Washington weighs in on Disney - Cablevision fight
Right on schedule, the politicians are starting to weigh in on the feud between Walt Disney Co.'s ABC and Cablevision Systems.
At issue are fees ABC wants Cablevision to pay to carry WABC-TV, its New York City station. Cablevision has about 3.1 million subscribers in that region. Cablevision says Disney wants $40 million a year to carry the station, which translates to $1.00 per subscriber. Disney has denied that figure but has not elaborated what it is seeking. Disney is threatening to pull its signal from Cablevision this Sunday, which is when the Oscars are airing on the network.
Disney and Cablevision aren't the only ones squabbling over this issue. Sen. John Kerry (D-Mass.) sent a letter to FCC Chairman Julius Genachowski saying that the regulatory agency should revisit the so-called retransmission consent rules that allow broadcasters to seek fees from cable operators in return for carrying their signals. Kerry told Genachowski that he does not think broadcasters should be allowed to pull their signal from a cable operator "unless the cable company is negotiating in bad faith." The FCC, he added, would be the ones to determine whether that is the case. Kerry is chairman of the Senate Commerce Subcommittee on Communications and Technology.
Taking issue with Kerry's suggestion is Congressman Joe Barton (R-Texas), a member of the House Energy and Commerce Committee. In a letter to Genachowski, Barton said there is no need for government intervention in this spat. Consumers, Barton said, have plenty of distribution choices and don't need the FCC to get involved in private business disputes.

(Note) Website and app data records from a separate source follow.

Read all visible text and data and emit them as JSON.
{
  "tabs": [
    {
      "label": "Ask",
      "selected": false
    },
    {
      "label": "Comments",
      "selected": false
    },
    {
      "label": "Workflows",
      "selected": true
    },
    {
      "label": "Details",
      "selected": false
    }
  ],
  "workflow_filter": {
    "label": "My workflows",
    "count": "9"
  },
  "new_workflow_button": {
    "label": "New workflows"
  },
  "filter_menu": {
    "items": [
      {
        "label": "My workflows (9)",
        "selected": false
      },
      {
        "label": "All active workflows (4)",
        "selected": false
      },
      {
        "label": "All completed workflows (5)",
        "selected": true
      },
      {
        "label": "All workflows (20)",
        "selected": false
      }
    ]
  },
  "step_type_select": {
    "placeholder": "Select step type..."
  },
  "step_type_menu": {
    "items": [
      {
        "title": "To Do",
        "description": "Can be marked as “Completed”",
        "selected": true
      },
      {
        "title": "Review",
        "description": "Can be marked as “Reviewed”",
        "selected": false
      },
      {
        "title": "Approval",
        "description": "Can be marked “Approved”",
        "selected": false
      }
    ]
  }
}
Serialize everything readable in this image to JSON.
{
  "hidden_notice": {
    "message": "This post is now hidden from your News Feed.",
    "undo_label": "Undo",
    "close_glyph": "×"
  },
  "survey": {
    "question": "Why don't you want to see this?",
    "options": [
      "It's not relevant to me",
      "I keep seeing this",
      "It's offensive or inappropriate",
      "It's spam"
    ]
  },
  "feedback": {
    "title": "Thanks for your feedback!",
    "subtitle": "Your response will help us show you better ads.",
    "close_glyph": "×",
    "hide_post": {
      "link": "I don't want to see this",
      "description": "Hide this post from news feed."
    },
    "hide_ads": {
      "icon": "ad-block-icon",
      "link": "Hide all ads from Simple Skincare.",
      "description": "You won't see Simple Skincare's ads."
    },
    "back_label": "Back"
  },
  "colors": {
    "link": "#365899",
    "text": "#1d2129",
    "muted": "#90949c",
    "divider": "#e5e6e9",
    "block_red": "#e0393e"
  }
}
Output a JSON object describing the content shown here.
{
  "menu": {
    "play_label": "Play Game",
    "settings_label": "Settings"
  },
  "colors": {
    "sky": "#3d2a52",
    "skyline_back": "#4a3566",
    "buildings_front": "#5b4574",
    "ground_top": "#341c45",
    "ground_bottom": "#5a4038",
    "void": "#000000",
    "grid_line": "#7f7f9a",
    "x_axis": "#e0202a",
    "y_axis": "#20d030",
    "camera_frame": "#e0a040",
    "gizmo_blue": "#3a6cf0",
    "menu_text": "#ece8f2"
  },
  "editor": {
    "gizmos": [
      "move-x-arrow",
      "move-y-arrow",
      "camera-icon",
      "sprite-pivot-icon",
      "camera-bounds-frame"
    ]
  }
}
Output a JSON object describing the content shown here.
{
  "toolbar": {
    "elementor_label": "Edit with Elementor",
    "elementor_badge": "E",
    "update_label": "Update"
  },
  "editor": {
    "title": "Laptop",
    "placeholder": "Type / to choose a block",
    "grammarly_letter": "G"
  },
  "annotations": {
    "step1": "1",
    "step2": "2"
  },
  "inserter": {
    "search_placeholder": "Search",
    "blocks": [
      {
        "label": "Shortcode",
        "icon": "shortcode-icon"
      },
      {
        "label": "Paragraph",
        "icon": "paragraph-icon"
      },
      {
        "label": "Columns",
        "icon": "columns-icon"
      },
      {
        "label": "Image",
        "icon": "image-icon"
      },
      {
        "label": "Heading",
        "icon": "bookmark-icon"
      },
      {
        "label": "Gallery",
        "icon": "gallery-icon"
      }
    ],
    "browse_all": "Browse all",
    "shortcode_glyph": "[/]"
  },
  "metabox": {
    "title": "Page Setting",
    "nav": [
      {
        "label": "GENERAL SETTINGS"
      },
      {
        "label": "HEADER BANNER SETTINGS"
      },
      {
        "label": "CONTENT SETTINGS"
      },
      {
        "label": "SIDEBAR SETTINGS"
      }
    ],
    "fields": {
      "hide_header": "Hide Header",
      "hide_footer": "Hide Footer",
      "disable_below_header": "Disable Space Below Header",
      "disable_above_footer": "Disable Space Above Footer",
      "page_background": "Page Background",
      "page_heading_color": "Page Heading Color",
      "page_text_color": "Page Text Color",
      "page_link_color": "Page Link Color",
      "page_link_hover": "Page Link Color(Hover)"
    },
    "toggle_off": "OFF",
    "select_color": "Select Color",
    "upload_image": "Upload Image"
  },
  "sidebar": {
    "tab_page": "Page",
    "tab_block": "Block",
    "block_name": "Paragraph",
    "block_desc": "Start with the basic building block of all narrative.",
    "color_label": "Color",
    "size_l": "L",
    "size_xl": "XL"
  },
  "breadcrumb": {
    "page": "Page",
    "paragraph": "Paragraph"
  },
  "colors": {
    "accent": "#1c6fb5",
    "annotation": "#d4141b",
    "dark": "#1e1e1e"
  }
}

"This plethora of alternatives and the parties' mutual interest in reaching a deal are perhaps why the vast majority of content negotiations ultimately result in a carriage deal no matter how many times one of the parties or the other threatens to let the screen go black," Barton observed.
Meanwhile, ABC enlisted its TV personalities, including Barbara Walters, Regis Philbin and Kelly Ripa, to carry its water in the fight against Cablevision. All three talked about the feud on their shows Wednesday. When Fox was battling Time Warner Cable, it did not use its television personalities to talk about the spat on the air.
-- Joe Flint
Photo: Congressman Joe Barton. Credit: Harry Hamburg/Associated Press.